My friend Scott Hague is a professional artist. Here's his experience of "work":
"I sit and mix some colored oils together with a hair-tipped stick, then I touch that brush to canvas, leaving a thin film of paint. I guess you could say I work soft. Yet I painted intensely for six hours today. Hard or soft?"When I was a Merchant Marine cadet officer in a summer internship, I got a job on a freighter to West Africa. In Dakar, Senegal, I witnessed racist oppression by white officers. They disdained and verbally abused the African longshoremen. You could cut the atmosphere of imperialism with a knife. Yet these depressed lethargic workers didn't perform much actual work at all, which only invited more disdain from the American officers. The officers gave them no physical abuse. It was all psychological.

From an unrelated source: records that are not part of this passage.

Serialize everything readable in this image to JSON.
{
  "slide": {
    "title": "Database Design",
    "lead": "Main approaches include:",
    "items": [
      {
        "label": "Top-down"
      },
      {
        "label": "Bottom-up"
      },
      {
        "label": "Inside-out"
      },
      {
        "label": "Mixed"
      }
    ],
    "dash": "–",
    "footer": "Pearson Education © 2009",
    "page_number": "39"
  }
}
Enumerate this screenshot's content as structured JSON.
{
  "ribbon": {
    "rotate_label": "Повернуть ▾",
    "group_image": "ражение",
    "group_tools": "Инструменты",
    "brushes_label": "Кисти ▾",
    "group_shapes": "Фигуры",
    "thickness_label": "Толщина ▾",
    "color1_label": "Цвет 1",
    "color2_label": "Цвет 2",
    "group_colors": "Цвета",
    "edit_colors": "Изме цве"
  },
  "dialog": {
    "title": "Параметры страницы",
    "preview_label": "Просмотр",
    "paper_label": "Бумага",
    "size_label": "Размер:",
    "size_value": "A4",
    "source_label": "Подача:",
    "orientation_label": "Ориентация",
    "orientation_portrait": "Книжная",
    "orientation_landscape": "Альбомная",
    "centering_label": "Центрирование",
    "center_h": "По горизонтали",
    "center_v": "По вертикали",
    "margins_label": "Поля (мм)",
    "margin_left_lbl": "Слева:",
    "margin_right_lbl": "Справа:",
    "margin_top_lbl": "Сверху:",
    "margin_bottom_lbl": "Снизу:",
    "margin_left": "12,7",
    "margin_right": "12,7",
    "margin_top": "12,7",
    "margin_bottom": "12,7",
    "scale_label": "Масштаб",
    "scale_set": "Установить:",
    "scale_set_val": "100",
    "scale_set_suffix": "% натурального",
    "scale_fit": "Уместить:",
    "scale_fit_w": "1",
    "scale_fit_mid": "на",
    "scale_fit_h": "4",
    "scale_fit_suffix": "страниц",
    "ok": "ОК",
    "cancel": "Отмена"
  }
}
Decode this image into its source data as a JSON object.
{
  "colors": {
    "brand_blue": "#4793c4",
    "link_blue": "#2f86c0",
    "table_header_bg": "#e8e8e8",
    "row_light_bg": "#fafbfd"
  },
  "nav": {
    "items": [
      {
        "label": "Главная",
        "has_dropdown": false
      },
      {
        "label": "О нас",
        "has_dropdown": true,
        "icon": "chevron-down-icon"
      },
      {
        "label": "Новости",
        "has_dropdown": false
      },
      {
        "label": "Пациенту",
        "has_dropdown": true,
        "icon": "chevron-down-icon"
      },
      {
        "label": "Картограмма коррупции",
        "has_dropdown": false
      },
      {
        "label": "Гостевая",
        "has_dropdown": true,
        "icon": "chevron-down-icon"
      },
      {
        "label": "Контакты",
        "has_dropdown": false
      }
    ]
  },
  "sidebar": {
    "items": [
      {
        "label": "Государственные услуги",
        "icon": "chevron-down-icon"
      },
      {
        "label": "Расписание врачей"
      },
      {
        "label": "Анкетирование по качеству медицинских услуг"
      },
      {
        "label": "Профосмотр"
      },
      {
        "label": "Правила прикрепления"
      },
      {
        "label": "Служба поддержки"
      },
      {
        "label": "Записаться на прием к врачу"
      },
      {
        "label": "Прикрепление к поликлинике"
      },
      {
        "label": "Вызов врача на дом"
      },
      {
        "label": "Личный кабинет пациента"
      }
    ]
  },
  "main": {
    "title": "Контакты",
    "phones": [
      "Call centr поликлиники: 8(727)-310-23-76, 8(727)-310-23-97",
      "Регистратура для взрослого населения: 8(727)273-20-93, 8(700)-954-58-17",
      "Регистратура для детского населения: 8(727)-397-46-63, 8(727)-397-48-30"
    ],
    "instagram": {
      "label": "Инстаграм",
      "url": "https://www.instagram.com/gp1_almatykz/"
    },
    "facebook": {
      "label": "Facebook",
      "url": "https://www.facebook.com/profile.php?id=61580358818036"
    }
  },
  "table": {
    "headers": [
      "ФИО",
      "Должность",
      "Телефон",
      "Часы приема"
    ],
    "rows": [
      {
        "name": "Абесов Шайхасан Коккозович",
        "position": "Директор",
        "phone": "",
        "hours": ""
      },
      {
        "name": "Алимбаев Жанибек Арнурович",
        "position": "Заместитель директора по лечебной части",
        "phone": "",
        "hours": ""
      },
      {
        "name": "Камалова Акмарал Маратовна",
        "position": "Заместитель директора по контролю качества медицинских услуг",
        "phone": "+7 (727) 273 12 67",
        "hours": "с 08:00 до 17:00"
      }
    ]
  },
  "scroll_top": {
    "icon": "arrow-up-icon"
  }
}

When my turn came to supervise, the black crew leader whispered, "Boss man, let us do it the African way!" I didn't know it, but this was against the captain's rules. I said, "Why the hell not? Go ahead. Do it the African way."

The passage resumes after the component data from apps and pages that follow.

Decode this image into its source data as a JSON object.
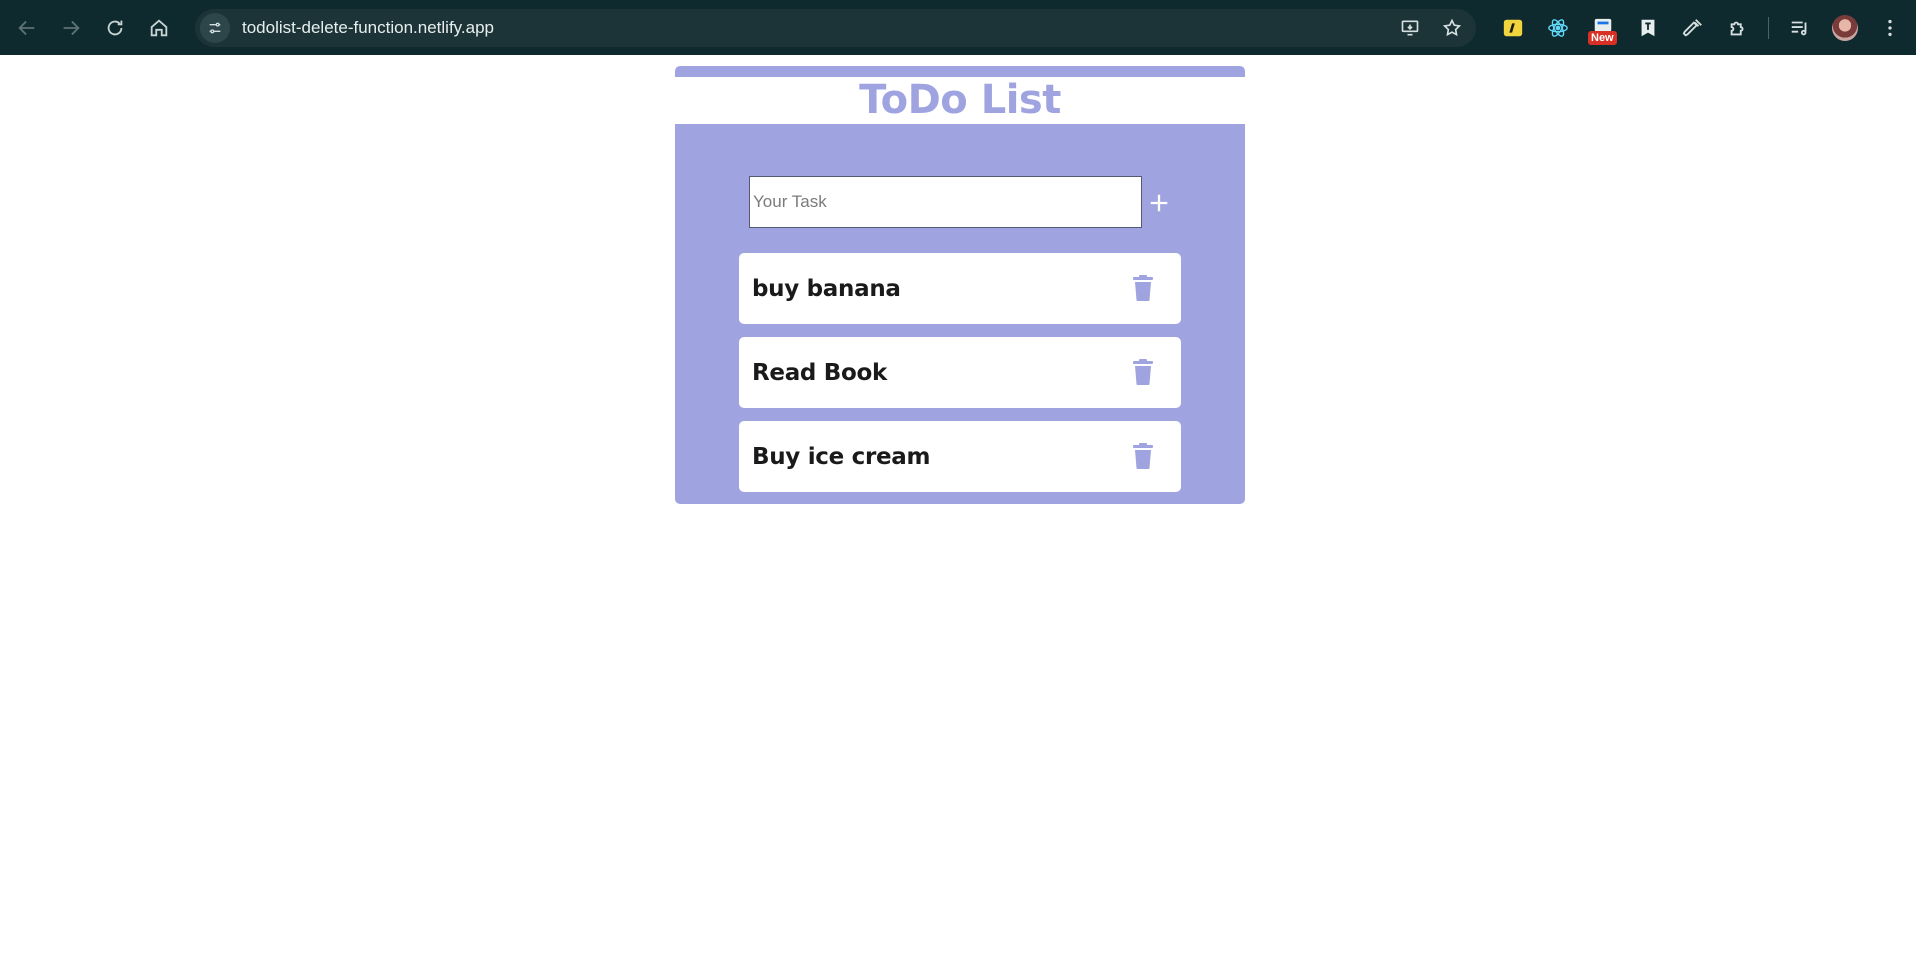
{
  "browser": {
    "url": "todolist-delete-function.netlify.app",
    "extension_badge": "New",
    "icons": [
      "back-icon",
      "forward-icon",
      "reload-icon",
      "home-icon",
      "site-info-icon",
      "install-icon",
      "bookmark-star-icon",
      "extension-icon",
      "react-devtools-icon",
      "new-badge-extension-icon",
      "reader-extension-icon",
      "color-picker-icon",
      "puzzle-extensions-icon",
      "media-playlist-icon",
      "profile-avatar",
      "menu-kebab-icon"
    ]
  },
  "app": {
    "title": "ToDo List",
    "input_placeholder": "Your Task",
    "accent_color": "#9fa4e0",
    "todos": [
      {
        "text": "buy banana"
      },
      {
        "text": "Read Book"
      },
      {
        "text": "Buy ice cream"
      }
    ]
  }
}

Immediately the workers energized, they smiled, they hunkered their shoulders into the weight of a massive crate. Then they began to sing.
Chanting rhythmically, they danced their labor. On every fourth beat they heaved the crate across the deck, until that dance team deftly positioned it under the crane that lowered the crate into the ship's hold. Crate after crate danced across the deck like that. Work became music.
The captain was furious, I didn't know why. But in retrospect, I get it now. For a few hours, I allowed a handful of African workers to dispel the aura of empire.
I observed the same kind of work-song on little ferries in the harbor of Freetown, Sierra Leone. Hawking cold treats of frozen milk and honey, the merchant chanted, the passengers sang a reply: classic call-and-response singing, just like you'd find in an African-American church. What they were singing in their language I didn't know, but I think it was something like this:
"Frozen honey milk, 50 cents!" / "Hey that's too much, too much!"I honestly couldn't tell the difference between work and celebration. But here in America, I've seen people sit at desks all day, doing little or nothing but complain about their work. The problem is not that our work is hard, but that our work is meaningless.
"Frozen honey milk, 45 cents!" / "Hey that's too much, too much!"
"Frozen honey milk, 35 cents!" / "Hey that's too much, too much!"
It won't be economists, but musicologists, who reconnect us to the meaning of work. It won't be politicians, but dancers, who teach our community the mysterious rhythm and melody of labor.